■ **Goal of the exercise**
Pictures stay out; everything else in the listing below is to be restated word for word.

--- Data for review Enclosed Below ---

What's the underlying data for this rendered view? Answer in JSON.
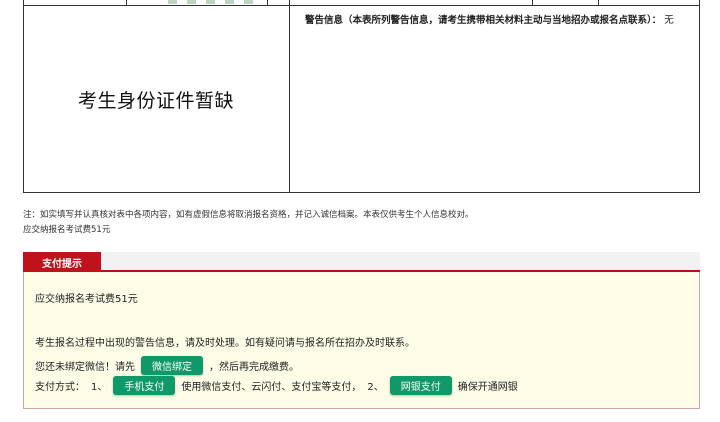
{
  "info_table": {
    "id_photo_text": "考生身份证件暂缺",
    "warning_label": "警告信息（本表所列警告信息，请考生携带相关材料主动与当地招办或报名点联系）：",
    "warning_value": "无"
  },
  "notes": {
    "line1": "注：如实填写并认真核对表中各项内容，如有虚假信息将取消报名资格，并记入诚信档案。本表仅供考生个人信息校对。",
    "line2": "应交纳报名考试费51元"
  },
  "payment": {
    "tab_label": "支付提示",
    "fee_text": "应交纳报名考试费51元",
    "warning_text": "考生报名过程中出现的警告信息，请及时处理。如有疑问请与报名所在招办及时联系。",
    "wechat_prefix": "您还未绑定微信！请先",
    "wechat_button": "微信绑定",
    "wechat_suffix": "，然后再完成缴费。",
    "methods_label": "支付方式：",
    "method1_index": "1、",
    "mobile_button": "手机支付",
    "mobile_desc": "使用微信支付、云闪付、支付宝等支付，",
    "method2_index": "2、",
    "bank_button": "网银支付",
    "bank_desc": "确保开通网银"
  },
  "colors": {
    "accent_red": "#c0121c",
    "button_green": "#0f9968",
    "panel_bg": "#fdfde7"
  }
}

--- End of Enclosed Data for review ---

■ **Expected answer**
What's the underlying data for this rendered view? Answer in JSON.
{
  "info_table": {
    "id_photo_text": "考生身份证件暂缺",
    "warning_label": "警告信息（本表所列警告信息，请考生携带相关材料主动与当地招办或报名点联系）：",
    "warning_value": "无"
  },
  "notes": {
    "line1": "注：如实填写并认真核对表中各项内容，如有虚假信息将取消报名资格，并记入诚信档案。本表仅供考生个人信息校对。",
    "line2": "应交纳报名考试费51元"
  },
  "payment": {
    "tab_label": "支付提示",
    "fee_text": "应交纳报名考试费51元",
    "warning_text": "考生报名过程中出现的警告信息，请及时处理。如有疑问请与报名所在招办及时联系。",
    "wechat_prefix": "您还未绑定微信！请先",
    "wechat_button": "微信绑定",
    "wechat_suffix": "，然后再完成缴费。",
    "methods_label": "支付方式：",
    "method1_index": "1、",
    "mobile_button": "手机支付",
    "mobile_desc": "使用微信支付、云闪付、支付宝等支付，",
    "method2_index": "2、",
    "bank_button": "网银支付",
    "bank_desc": "确保开通网银"
  },
  "colors": {
    "accent_red": "#c0121c",
    "button_green": "#0f9968",
    "panel_bg": "#fdfde7"
  }
}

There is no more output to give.